Lincoln: Declaration gave ‘hope to all the world’
In the push and pull of U.S. history, one of the great debates has concerned the relative merits of the Declaration and the Constitution. Are these two voices at odds? Was the nation founded with the signing of the Declaration or with the ratification of the Constitution? Which document is preeminent today?
America’s most influential interpreter of the Declaration of Independence was Abraham Lincoln, who held forth on it repeatedly. Angered by Massachusetts Sen. Rufus Choate’s characterization of the Declaration as so many “glittering … generalities,” Lincoln mounted a three-pronged defense. First, he reimagined the Declaration not as a practical declaration of war but as a lofty political manifesto. Second, he made equality this manifesto’s central theme. Third, he made this theme the guiding light of American life and law, preeminent over even the Constitution itself.
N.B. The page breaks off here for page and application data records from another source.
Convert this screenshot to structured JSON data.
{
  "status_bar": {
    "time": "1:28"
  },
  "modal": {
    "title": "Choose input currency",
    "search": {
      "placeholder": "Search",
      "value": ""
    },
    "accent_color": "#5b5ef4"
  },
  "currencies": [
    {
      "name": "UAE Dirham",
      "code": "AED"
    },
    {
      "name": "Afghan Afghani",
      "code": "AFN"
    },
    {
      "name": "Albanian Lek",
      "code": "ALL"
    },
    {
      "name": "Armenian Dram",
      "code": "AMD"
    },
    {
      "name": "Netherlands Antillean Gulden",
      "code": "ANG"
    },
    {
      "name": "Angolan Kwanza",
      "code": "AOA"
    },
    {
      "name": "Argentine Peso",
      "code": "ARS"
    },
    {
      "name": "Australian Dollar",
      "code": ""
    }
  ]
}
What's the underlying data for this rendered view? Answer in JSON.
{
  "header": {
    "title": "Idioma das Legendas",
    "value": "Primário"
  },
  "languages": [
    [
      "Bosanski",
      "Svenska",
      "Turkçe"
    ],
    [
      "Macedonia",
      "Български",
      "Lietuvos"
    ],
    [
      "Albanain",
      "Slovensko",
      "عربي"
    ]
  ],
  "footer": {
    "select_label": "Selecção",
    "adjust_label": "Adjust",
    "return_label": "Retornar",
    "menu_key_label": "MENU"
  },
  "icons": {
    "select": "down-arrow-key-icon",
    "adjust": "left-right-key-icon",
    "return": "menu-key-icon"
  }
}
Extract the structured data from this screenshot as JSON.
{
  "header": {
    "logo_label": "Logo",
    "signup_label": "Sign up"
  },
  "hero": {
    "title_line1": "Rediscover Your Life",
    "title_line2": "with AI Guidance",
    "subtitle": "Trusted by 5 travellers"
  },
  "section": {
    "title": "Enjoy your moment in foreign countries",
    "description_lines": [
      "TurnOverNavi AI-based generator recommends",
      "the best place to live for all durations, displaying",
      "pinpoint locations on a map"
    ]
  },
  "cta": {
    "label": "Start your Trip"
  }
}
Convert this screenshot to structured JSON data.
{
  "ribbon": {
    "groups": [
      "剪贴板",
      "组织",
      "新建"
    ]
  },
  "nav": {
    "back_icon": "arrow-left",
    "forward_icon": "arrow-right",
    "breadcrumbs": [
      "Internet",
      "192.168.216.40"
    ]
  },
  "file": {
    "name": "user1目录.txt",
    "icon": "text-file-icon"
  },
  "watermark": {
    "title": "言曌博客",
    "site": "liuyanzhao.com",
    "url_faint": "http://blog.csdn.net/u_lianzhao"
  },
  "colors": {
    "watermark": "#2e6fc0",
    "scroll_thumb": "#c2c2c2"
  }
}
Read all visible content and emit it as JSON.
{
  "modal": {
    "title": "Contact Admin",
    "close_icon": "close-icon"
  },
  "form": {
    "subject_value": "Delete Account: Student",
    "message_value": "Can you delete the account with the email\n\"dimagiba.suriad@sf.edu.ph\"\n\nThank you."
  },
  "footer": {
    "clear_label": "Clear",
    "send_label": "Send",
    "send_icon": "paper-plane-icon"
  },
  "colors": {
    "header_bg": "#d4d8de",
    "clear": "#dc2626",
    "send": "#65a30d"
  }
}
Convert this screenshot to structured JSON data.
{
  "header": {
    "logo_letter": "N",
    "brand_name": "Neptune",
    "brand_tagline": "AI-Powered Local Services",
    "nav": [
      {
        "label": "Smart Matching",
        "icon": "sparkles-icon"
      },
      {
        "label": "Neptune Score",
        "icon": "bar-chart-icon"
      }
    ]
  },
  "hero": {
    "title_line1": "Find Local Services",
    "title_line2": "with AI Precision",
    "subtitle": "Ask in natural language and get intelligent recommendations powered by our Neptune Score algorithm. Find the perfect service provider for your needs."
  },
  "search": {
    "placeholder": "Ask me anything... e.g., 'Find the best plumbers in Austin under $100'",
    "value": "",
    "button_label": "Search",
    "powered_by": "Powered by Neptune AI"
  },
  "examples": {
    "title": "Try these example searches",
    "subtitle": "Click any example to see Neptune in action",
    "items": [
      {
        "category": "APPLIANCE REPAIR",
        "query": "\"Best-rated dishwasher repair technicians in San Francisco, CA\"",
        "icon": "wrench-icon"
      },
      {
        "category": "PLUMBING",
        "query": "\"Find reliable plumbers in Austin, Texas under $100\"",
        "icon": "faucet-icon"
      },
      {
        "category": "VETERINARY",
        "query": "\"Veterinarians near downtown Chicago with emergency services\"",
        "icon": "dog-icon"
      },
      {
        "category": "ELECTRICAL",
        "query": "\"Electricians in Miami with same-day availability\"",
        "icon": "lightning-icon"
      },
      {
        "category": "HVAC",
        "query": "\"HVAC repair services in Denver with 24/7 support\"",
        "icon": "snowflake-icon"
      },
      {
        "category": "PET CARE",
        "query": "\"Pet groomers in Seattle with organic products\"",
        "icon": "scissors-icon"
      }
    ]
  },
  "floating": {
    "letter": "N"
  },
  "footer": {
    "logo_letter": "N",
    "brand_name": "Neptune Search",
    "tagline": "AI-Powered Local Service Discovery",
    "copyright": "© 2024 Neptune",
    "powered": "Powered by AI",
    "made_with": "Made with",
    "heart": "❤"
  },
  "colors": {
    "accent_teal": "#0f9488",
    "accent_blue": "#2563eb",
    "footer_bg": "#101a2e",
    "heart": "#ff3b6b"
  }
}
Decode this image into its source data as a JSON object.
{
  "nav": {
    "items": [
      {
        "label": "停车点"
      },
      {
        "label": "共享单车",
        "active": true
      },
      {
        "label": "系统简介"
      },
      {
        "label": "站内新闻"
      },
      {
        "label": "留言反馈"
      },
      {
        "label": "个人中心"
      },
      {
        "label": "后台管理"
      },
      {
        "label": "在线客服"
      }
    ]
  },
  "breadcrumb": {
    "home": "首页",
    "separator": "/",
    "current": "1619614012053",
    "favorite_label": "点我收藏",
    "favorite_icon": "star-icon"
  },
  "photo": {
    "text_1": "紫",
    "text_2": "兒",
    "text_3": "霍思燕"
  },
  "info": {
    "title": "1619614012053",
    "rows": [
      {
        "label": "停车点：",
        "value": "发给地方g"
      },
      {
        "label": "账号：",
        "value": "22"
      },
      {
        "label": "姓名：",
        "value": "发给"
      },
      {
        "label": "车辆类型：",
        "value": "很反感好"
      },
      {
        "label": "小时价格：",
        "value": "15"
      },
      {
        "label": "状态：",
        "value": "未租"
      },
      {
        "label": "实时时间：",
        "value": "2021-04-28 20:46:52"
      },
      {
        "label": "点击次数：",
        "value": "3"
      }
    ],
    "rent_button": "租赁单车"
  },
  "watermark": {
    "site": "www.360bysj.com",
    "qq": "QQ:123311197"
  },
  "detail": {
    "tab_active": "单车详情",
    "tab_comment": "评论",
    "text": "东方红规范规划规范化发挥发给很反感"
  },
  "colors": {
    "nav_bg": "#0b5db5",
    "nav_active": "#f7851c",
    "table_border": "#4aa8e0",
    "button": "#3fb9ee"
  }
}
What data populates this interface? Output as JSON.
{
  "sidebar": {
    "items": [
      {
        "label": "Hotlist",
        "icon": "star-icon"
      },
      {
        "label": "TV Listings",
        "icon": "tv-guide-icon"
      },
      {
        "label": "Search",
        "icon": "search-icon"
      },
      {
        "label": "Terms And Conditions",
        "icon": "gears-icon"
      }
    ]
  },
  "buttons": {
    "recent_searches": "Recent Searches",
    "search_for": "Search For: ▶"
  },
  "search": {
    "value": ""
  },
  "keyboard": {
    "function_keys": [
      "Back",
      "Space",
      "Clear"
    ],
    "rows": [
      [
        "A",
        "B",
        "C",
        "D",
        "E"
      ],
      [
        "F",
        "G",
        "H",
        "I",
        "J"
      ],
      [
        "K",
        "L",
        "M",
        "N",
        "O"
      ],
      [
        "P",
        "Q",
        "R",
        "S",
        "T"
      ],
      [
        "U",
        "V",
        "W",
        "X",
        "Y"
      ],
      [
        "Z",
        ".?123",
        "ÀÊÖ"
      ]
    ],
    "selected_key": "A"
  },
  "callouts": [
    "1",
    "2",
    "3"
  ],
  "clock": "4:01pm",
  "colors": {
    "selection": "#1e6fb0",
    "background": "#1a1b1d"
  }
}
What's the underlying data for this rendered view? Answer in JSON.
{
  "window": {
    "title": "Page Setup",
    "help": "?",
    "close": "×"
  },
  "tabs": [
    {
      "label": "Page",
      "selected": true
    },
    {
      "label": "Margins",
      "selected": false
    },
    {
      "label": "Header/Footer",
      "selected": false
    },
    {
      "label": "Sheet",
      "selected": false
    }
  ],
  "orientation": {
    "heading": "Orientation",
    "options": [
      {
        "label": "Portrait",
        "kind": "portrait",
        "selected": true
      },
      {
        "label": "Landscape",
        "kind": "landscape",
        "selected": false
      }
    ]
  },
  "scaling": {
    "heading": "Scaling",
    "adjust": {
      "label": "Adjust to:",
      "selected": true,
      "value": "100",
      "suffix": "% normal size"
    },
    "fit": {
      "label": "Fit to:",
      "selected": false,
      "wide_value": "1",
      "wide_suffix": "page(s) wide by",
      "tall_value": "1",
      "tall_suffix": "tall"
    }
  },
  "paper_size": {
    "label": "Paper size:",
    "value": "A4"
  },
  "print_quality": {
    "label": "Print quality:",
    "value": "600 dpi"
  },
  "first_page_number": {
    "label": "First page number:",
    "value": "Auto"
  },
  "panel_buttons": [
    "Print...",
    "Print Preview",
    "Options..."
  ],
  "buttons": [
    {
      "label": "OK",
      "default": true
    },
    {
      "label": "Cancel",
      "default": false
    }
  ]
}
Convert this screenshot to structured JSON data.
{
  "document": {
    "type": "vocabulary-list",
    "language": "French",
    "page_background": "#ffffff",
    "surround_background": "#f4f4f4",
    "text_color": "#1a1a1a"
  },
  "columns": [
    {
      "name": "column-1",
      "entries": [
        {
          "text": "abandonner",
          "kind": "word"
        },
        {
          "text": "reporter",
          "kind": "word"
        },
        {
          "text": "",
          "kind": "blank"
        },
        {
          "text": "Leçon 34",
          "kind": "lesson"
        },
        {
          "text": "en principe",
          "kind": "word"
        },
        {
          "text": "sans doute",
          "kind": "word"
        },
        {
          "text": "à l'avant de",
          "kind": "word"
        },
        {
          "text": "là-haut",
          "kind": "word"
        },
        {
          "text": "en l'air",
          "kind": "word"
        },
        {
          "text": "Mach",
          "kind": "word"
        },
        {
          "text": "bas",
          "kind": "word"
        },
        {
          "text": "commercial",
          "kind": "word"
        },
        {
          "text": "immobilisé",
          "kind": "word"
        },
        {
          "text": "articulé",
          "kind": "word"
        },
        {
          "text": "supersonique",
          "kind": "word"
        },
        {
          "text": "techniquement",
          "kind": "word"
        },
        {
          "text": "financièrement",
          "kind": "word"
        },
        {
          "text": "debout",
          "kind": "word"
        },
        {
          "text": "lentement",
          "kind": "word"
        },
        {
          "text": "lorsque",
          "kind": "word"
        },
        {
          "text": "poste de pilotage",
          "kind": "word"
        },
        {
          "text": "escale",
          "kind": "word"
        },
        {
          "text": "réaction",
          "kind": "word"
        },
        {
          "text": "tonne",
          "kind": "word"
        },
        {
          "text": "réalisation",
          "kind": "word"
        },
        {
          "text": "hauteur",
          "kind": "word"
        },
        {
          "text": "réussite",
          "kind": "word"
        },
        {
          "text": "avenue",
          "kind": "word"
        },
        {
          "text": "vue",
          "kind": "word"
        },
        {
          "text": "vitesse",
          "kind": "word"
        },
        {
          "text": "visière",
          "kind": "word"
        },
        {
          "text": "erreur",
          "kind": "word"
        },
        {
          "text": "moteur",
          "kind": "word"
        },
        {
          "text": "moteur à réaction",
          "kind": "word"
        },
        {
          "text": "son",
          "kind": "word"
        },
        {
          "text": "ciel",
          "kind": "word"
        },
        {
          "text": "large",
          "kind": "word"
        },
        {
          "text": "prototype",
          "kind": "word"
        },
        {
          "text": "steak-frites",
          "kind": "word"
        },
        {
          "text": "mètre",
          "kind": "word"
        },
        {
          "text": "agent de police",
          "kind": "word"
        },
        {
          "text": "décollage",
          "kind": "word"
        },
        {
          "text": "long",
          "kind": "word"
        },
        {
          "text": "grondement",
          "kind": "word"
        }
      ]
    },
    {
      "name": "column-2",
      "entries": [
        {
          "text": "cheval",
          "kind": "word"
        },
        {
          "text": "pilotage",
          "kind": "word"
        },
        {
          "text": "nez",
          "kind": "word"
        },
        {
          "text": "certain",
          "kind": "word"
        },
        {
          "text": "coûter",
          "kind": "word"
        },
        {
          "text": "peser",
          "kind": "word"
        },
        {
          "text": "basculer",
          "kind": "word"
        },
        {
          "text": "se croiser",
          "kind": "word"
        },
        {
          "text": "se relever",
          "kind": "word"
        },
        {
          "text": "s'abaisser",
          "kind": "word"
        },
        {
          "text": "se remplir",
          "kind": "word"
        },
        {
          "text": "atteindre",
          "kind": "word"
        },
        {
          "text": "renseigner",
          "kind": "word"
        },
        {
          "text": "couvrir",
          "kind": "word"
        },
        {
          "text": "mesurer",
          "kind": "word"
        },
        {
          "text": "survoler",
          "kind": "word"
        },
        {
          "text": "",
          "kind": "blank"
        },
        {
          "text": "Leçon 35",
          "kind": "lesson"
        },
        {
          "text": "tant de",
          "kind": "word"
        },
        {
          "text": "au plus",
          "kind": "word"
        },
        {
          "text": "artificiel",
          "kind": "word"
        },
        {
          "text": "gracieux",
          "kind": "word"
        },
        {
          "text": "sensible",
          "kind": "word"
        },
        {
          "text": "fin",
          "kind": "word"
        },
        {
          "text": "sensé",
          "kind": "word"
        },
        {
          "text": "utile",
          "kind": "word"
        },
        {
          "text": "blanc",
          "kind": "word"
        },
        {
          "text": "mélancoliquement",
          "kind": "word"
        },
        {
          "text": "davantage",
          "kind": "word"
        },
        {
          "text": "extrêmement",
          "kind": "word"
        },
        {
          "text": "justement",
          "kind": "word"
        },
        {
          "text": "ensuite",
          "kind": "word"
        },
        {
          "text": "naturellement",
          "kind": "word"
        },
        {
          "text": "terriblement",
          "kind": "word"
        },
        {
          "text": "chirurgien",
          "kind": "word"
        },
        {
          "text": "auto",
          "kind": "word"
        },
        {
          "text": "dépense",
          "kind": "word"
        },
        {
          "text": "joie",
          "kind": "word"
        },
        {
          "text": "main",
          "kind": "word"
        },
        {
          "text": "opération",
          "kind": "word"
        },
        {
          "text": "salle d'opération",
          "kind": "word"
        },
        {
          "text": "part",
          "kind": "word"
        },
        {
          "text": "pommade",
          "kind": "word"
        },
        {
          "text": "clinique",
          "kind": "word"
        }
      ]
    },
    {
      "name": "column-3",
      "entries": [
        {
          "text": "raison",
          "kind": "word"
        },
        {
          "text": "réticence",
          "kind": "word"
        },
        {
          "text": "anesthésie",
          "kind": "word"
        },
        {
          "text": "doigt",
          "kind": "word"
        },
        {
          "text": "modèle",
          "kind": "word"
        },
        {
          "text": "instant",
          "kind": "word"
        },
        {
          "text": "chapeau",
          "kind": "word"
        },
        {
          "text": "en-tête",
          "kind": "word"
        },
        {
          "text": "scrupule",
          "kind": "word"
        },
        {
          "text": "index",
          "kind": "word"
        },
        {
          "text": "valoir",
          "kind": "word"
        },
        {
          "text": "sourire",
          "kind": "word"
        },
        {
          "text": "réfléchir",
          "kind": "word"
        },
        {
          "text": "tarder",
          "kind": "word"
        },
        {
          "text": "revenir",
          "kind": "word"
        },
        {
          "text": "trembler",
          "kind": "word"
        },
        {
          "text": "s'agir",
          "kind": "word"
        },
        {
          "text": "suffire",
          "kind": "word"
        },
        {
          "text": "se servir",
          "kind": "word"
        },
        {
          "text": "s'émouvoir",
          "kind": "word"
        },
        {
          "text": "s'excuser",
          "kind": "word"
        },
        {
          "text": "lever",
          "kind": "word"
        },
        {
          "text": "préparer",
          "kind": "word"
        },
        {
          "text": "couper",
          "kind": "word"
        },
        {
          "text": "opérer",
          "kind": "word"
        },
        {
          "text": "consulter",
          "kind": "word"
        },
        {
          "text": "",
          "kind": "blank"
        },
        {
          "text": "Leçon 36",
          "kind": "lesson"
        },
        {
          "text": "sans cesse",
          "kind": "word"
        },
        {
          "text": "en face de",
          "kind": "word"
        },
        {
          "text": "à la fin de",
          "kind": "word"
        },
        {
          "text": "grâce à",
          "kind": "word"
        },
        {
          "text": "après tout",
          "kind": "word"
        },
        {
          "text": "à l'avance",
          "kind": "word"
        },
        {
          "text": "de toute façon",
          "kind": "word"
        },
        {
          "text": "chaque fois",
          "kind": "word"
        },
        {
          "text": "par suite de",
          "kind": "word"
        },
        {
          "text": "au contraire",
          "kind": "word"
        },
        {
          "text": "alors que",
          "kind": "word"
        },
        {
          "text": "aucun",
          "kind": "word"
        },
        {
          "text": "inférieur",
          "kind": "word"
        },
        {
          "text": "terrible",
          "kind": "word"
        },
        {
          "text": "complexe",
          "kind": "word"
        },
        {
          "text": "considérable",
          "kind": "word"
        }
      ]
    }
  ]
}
In impromptu remarks delivered in Philadelphia’s Independence Hall in 1861, just days before his inauguration, Lincoln called the Declaration of Indepence his political creed.
“I have never had a feeling, politicaly, that did not spring from the sentiments embodied in the Declaration of Independence,” he said. The real American revolution was “not the mere matter of separation of the colonies from the motherland, but that sentiment in the Declaration of Independence which gave liberty not one to the people of this country, but hope to all the world, for all future time … that all should have an equal chance.”
— Stephen Prothero
“The American Bible: How Our Words Unite, Divide and Define a Nation”